  9. The supermarkets and pharmacies. Target, Walmart, Walgreens – they’re so big, with so many aisles and so many quick fix solutions. I want loyalty cards for them all.

Of course, for every reason I’m excited to move there are two that could tempt me to stay. Still, musn’t let fear stand in my way, eh?


My (future) new home – Arizona

Image courtesy of http://www.latina.com

For the first 18 months of the American assignment we will be living in or around Phoenix, Arizona. I’ve been to America a few times (New York when I was 20, Las Vegas two years ago and again in April of this year) but I’ve never stayed for longer than two weeks. Hence, I’m excited. Knowing nothing about Phoenix (apart from the fact Bella is from there), I turned to my dear friend Wiki and made some exciting discoveries:

  1. Phoenix is hot. In fact, along with Baghdad, it’s one of the hottest inhabited places in the world. It’s dry, deserty and dusty, and the average summer temperature is around 40C. Scorchio, scorchio, scorchio.
  2. Most condos in Phoenix have community pools. See above.
  3. Arizona has some fun border states, namely California (LA! Beach!), Nevada (Vegas!), Utah (mormons!), New Mexico (don’t know anything about it, sorry) and Mexico (MEXICO!).
  4. Everyone drives over there. This is not a problem for most 28-year-olds but I learned to drive six years ago and promptly forgot everything immediately. I’m back behind the wheel now but I only have a Learner Permit and I don’t think I’ll be close to passing my test by October. This worries me. Eoin maintains there are  no footpaths or public transport in Phoenix. Will I be house bound?
  5. It’s cheap. I’ve looked at some condos online (how could I not?) and rent seems to be about half what we’re paying for our one bed in Stoneybatter. Petrol, I mean, gas, is waaaay cheaper too. This pleases me muchly.
  6. The state of Arizona has the death penalty.

And that’s the extent of what I know about Arizona. The Massive Multinational Company That Cannot Be Named where Eoin will be working is actually in Chandler, around 30 minutes outside Phoenix. We might be living there, or in two other nearby cities, Mesa or Tempe. It really doesn’t make any difference to me, I just can’t wait to find out for sure.
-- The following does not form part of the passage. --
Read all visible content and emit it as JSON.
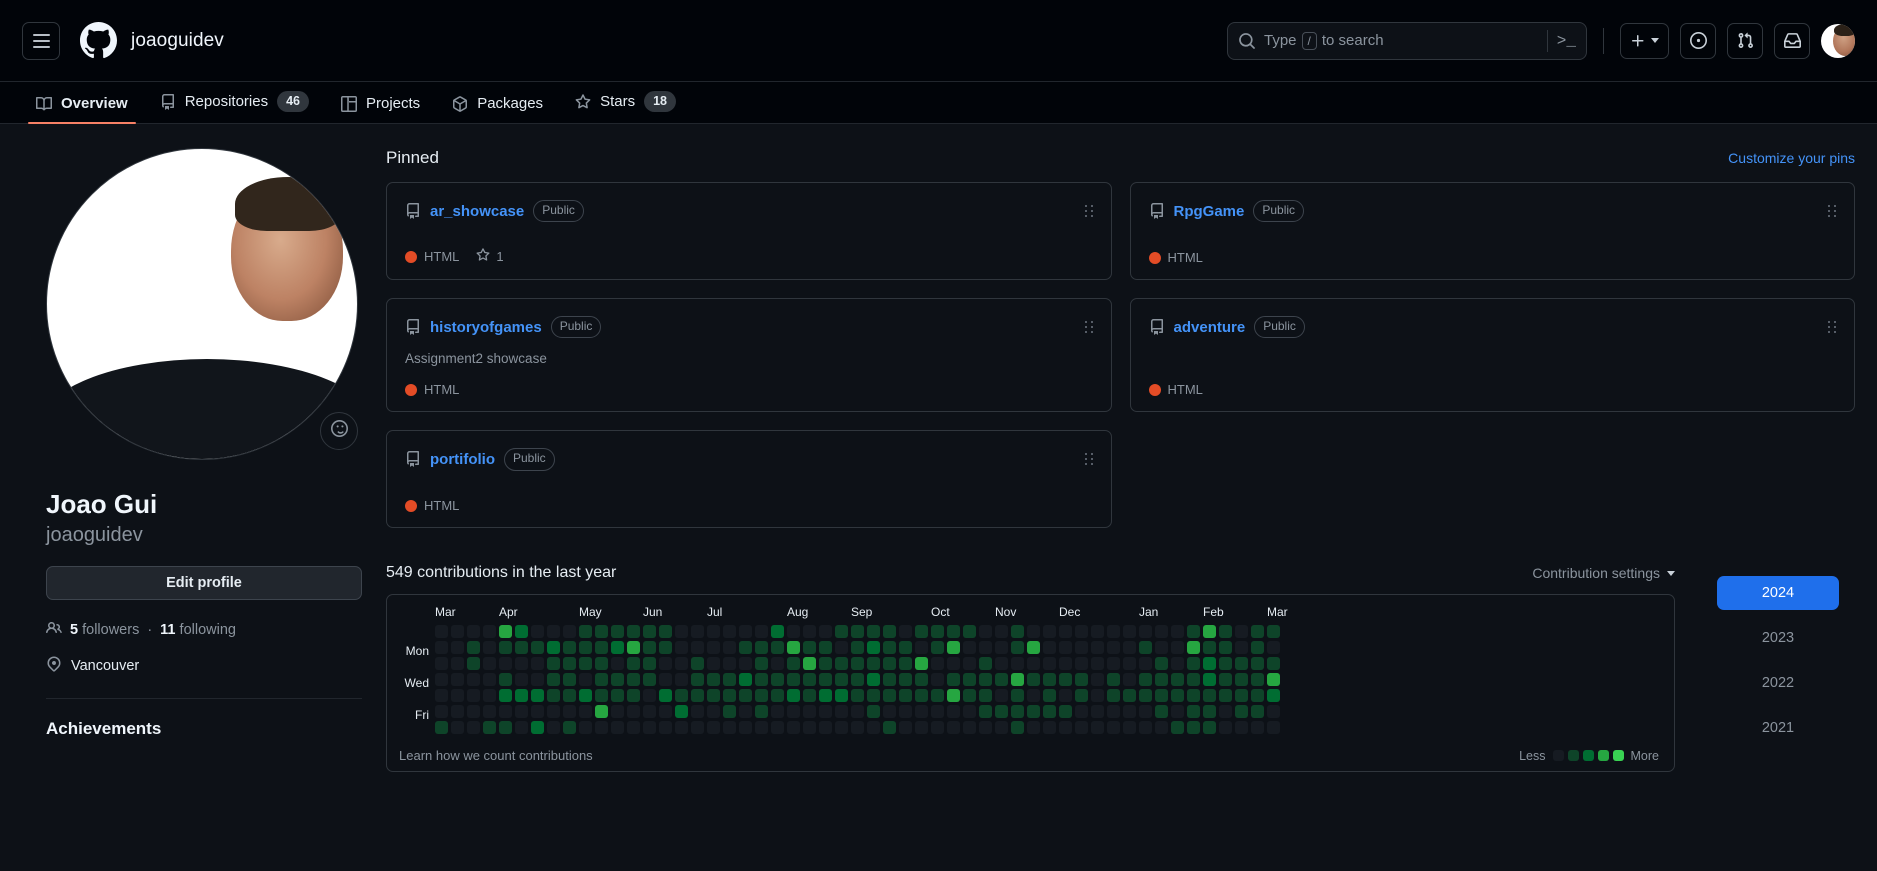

And so it starts…

First, a little background info. I’m Sarah, I live in Dublin with my boyfriend Eoin and I work on a magazine. About six weeks ago Eoin, who is an engineer at The Massive Multinational Company That Cannot Be Named, which produces something nerdy to do with computers, was offered a two and a half year assignment in America. We talked about it (a lot) and decided it was an amazing opportunity, one that he couldn’t turn down, and that I would go with him. To be honest, I did most of the talking. Like, who wouldn’t want to live stateside for a couple of years? The price of magazine subscriptions over there is enough to make me sprint to the airport.

The Massive Multinational Company That Cannot Be Named is a sound company and once we could prove that Eoin and I been living together for over a year, I was officially classed as his significant other  in their (probably bespectacled) eyes. As a SO, The Massive Multinational Company That Cannot Be Named will ship me off to America with him and organise a visa allowing me to stay there for the duration of his assignment. Like I said, sound.

The only problem is the visa (it’s called B1 or B2 or something) won’t allow me to work in the States; I’ll technically be a tourist, or a kept woman, as I like to put it. That’s the scary part. While this move is great for Eoin’s career, it means me giving up my job. A year ago I wouldn’t have dreamt of it but lately, well, it’s lost its lustre a bit and I’d been thinking of making a move for the past six months. So when you look at it, this America opportunity couldn’t have come at a better time.

Obviously we have loads to do (starting with this week’s job, some paperwork) as the preliminary start date for the assignment is the beginning of October. That’s only about 12 weeks away. Oh look, I’ve just pissed my pants out of sheer terror.